- WORK REQUIRED -
Count the lines below that contain the word "Category", and report only that number.

[[ PROVIDED MATERIAL open ]]

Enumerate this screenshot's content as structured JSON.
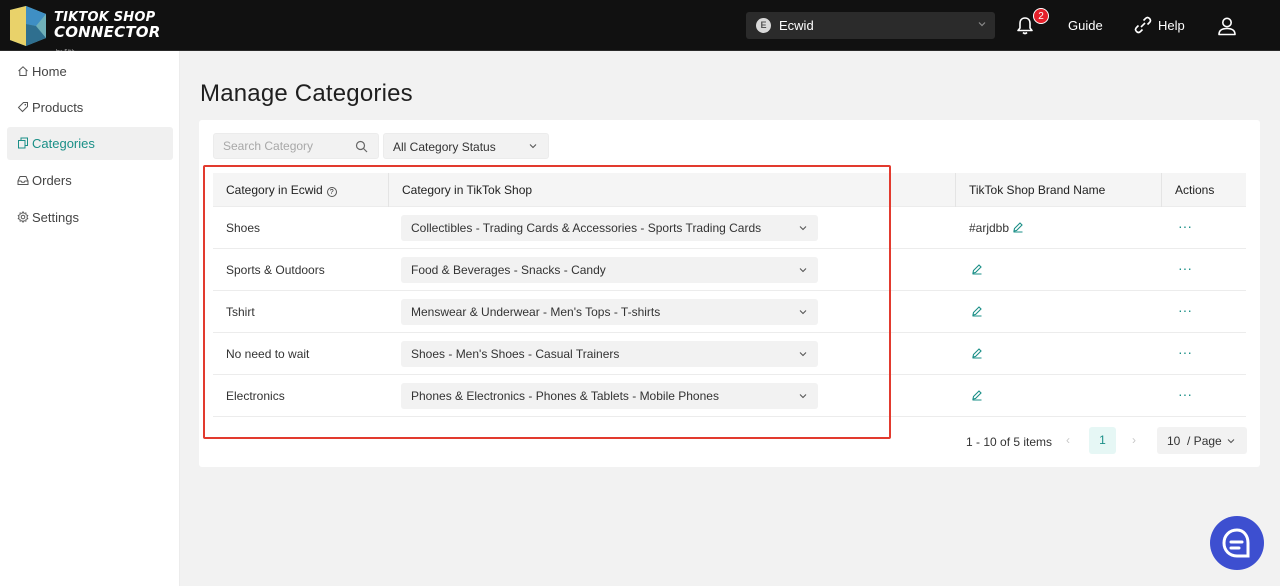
{
  "app": {
    "logo_line1": "TIKTOK SHOP",
    "logo_line2": "CONNECTOR",
    "logo_byline": "by Sitk"
  },
  "topbar": {
    "store_initial": "E",
    "store_name": "Ecwid",
    "notification_count": "2",
    "guide_label": "Guide",
    "help_label": "Help"
  },
  "sidebar": {
    "items": [
      {
        "label": "Home",
        "icon": "home-icon"
      },
      {
        "label": "Products",
        "icon": "tag-icon"
      },
      {
        "label": "Categories",
        "icon": "copy-icon",
        "active": true
      },
      {
        "label": "Orders",
        "icon": "inbox-icon"
      },
      {
        "label": "Settings",
        "icon": "gear-icon"
      }
    ]
  },
  "page": {
    "title": "Manage Categories"
  },
  "filters": {
    "search_placeholder": "Search Category",
    "status_value": "All Category Status"
  },
  "table": {
    "headers": {
      "ecwid": "Category in Ecwid",
      "tiktok": "Category in TikTok Shop",
      "brand": "TikTok Shop Brand Name",
      "actions": "Actions"
    },
    "rows": [
      {
        "ecwid": "Shoes",
        "tiktok": "Collectibles - Trading Cards & Accessories - Sports Trading Cards",
        "brand": "#arjdbb"
      },
      {
        "ecwid": "Sports & Outdoors",
        "tiktok": "Food & Beverages - Snacks - Candy",
        "brand": ""
      },
      {
        "ecwid": "Tshirt",
        "tiktok": "Menswear & Underwear - Men's Tops - T-shirts",
        "brand": ""
      },
      {
        "ecwid": "No need to wait",
        "tiktok": "Shoes - Men's Shoes - Casual Trainers",
        "brand": ""
      },
      {
        "ecwid": "Electronics",
        "tiktok": "Phones & Electronics - Phones & Tablets - Mobile Phones",
        "brand": ""
      }
    ],
    "more_glyph": "···"
  },
  "pagination": {
    "total_text": "1 - 10 of 5 items",
    "prev_glyph": "‹",
    "current_page": "1",
    "next_glyph": "›",
    "page_size": "10  / Page"
  },
  "colors": {
    "accent": "#1a8f87",
    "topbar": "#111111",
    "highlight_box": "#e23a2e",
    "chat_button": "#3d4fd0",
    "badge": "#e5202a"
  }
}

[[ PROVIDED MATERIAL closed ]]

- SOLVED PROBLEM -
4